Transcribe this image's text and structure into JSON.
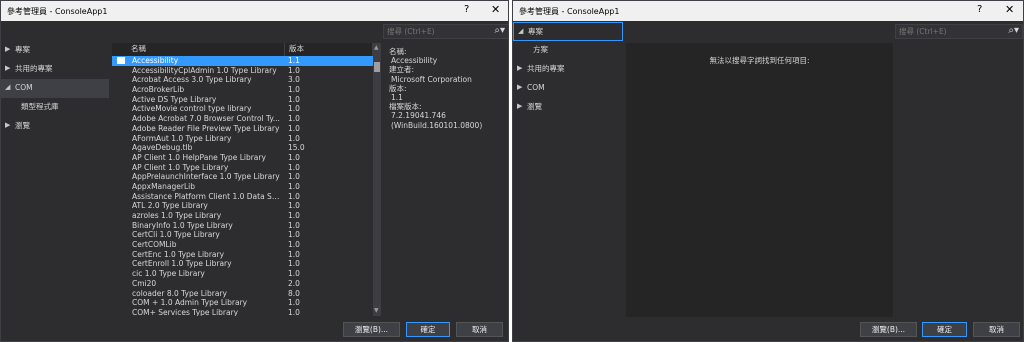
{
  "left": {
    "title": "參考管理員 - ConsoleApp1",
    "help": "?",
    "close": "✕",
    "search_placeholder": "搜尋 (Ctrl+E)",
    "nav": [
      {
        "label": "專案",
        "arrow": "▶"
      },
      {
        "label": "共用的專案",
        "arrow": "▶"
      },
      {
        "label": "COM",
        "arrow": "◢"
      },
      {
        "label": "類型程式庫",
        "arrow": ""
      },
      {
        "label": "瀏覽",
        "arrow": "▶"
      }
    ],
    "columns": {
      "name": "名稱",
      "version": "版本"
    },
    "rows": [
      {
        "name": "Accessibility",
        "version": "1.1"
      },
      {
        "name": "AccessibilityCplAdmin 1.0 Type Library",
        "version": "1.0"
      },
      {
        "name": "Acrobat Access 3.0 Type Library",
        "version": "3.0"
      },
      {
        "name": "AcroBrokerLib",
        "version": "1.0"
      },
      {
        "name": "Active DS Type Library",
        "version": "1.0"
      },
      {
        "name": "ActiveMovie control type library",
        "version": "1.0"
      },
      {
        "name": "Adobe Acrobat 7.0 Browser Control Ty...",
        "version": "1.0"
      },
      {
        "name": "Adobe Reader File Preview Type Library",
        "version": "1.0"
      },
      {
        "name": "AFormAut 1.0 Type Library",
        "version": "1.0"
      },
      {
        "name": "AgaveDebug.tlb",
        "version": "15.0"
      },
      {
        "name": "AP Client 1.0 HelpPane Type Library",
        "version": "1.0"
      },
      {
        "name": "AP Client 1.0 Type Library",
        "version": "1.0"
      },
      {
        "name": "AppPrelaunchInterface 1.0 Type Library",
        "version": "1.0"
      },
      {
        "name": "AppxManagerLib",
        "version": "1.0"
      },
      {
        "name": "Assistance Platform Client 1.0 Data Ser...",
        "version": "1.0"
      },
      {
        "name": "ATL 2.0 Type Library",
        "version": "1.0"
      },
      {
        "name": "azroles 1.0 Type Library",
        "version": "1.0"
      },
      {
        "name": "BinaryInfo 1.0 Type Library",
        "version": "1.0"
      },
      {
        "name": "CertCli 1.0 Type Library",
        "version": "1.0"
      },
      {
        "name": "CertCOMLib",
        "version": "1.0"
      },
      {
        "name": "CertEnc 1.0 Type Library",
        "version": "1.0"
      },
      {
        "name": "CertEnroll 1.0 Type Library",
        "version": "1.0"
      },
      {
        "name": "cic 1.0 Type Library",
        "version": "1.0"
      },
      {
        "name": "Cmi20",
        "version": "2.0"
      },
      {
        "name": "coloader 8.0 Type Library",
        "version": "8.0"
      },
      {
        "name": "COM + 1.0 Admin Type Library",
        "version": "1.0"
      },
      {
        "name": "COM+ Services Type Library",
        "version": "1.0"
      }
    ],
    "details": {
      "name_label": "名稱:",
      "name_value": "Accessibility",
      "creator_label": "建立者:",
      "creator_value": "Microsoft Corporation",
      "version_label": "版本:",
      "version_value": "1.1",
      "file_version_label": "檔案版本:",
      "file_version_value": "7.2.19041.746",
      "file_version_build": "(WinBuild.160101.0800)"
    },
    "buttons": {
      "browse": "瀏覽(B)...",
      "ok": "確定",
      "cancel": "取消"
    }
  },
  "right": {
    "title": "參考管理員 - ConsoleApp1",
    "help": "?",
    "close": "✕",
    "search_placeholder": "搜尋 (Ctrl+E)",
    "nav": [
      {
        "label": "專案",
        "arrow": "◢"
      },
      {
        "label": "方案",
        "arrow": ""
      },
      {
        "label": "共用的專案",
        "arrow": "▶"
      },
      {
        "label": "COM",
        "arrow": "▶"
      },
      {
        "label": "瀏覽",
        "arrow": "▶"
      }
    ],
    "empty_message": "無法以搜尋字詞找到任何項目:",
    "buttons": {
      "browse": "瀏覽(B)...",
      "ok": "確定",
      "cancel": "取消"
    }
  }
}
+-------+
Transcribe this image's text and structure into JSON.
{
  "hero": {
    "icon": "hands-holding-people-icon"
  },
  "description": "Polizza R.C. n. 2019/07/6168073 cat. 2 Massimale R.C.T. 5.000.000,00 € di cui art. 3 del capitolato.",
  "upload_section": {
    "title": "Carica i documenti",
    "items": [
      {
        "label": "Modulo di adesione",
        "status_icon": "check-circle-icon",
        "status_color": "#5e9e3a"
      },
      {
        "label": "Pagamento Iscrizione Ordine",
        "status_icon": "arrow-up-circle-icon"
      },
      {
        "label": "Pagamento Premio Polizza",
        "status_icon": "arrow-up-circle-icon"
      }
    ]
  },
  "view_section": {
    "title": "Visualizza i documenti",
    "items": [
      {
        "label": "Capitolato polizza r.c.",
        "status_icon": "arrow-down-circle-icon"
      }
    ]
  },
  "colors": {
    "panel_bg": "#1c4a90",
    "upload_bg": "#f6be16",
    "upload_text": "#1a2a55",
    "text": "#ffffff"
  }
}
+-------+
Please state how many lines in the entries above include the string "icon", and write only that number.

● **Task solution**
5